Saf: I think Matt is one of the coolest people ever, so of course I wanted to be involved in a project he’s organizing! I also know that I, in some ways, have managed to gain a small platform within parts of the blogging and podcasting community, and I’ve now been doing this for something like three or four years so I’ve got a bit of experience under my belt. I think it’s always important to share information to make it easier for the next generation of creatives. If I can help newer fans and writers in some form, then I’m happy to do exactly that.
What’s a really great piece of advice you’ve been given by another writer, or read and tried to follow?
Matt: The best advice I got was from one of the people in the blogging DM I mentioned. (See Mission #6: Sharing and Social Media.) He reminded me that in our modern times, many people read our blogs on their phones, so it’s better to keep the paragraphs shorter rather than longer so it seems like it reads quicker. That one really blew my mind because I never really thought about how the size of the screen that would impact the reader and their willingness to read through an entire post.
Stardust: This is funny– I came up with this question and yet it is the only one that has stumped me! I guess if I had to pick one piece of advice it would be: you don’t have to have all the answers to start a conversation. Don’t try to pretend to know stuff you don’t, people can tell when you are bluffing. Write clearly and naturally and don’t go wacko with the thesaurus trying to look smart. You are smart. Let your ideas shine. And pay attention to grammar and punctuation, because errors can be discrediting, especially if you are trying to make a persuasive argument in your writing. Okay, so that was like three pieces of advice. But they were free.
Patty: I mentioned this already. It is to write and share what you love.
Sophie: Kurt Vonnegut summarised it perfectly – “Find a subject you care about and which you in your heart feel others should care about.

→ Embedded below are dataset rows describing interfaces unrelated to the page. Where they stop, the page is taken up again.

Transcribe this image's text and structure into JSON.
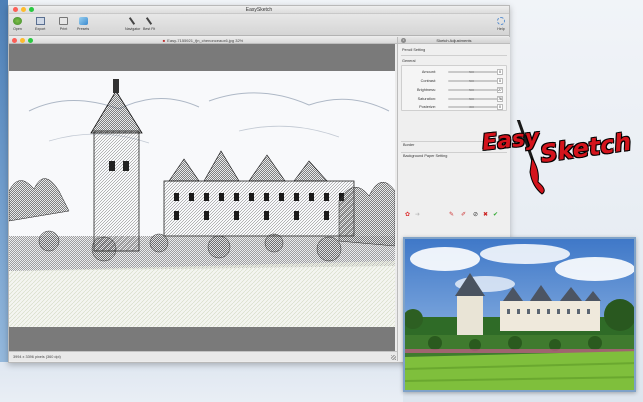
{
  "window": {
    "title": "EasySketch"
  },
  "toolbar": {
    "open": "Open",
    "export": "Export",
    "print": "Print",
    "presets": "Presets",
    "navigator": "Navigator",
    "best_fit": "Best Fit",
    "help": "Help"
  },
  "document": {
    "title": "Easy-7155921_fjn_chenonceaux6.jpg 32%",
    "status": "3994 x 3396 pixels (360 dpi)"
  },
  "panel": {
    "title": "Sketch Adjustments",
    "pencil_setting": "Pencil Setting",
    "general": "General",
    "sliders": [
      {
        "label": "Amount:",
        "mid": "500",
        "value": "0"
      },
      {
        "label": "Contrast:",
        "mid": "500",
        "value": "0"
      },
      {
        "label": "Brightness:",
        "mid": "500",
        "value": "27"
      },
      {
        "label": "Saturation:",
        "mid": "500",
        "value": "76"
      },
      {
        "label": "Posterize:",
        "mid": "300",
        "value": "0"
      }
    ],
    "border": "Border",
    "background_paper": "Background Paper Setting"
  },
  "logo": {
    "word1": "Easy",
    "word2": "Sketch"
  },
  "colors": {
    "accent_red": "#d4141c",
    "window_bg": "#ececec",
    "desktop_blue": "#4d7fb6"
  },
  "icons": [
    "open-icon",
    "export-icon",
    "print-icon",
    "presets-icon",
    "navigator-icon",
    "best-fit-icon",
    "help-icon"
  ]
}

It is this genuine caring, not your games with language, which will be the most compelling and seductive element in your style.”
Johnamarie: “Just because it didn’t find an audience, that doesn’t mean it’s bad work.” J.K. Rowling wrote that a few months ago on Twitter, and even though she was talking about her Harry Potter novels and novel writing in general, it’s the kind of advice that can be applied to a variety of situations, including blogging. Don’t worry about the numbers, the site hits, and the followers. Focus on the content first and be proud that you wrote something to completion. It may not find its audience right away, but what you wrote exists now and it’ll continue to exist for future fans to find.

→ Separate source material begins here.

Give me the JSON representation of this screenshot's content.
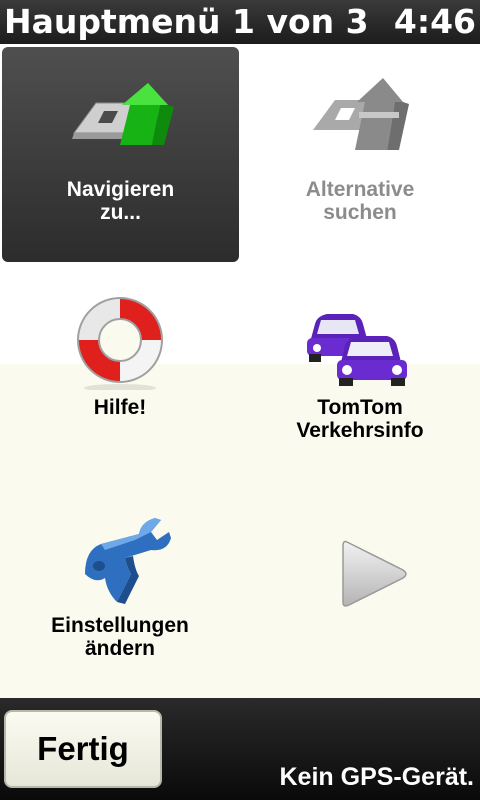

Saf: The best advice I ever got was “stop using so many damn commas,” which I promptly ignored. So, my advice is do whatever the hell you want and keep practicing until you can say you’re proud of what you’ve made.
I would like to thank Matt Applebee for creating this project and bringing us all together to talk about something we love, as well as thank the other participants– skilled writers who have a lot to teach. I am honored to be a part of this. And to you, the reader, thanks for joining us! We hope to keep this conversation going, answer your questions about Star Wars blogging, and encourage you in any way we can. You can submit your questions or comments here or on any of the other posts of the series.
Until next time, Blog Squadron signing off!
The Previous Missions of #BlogSquadron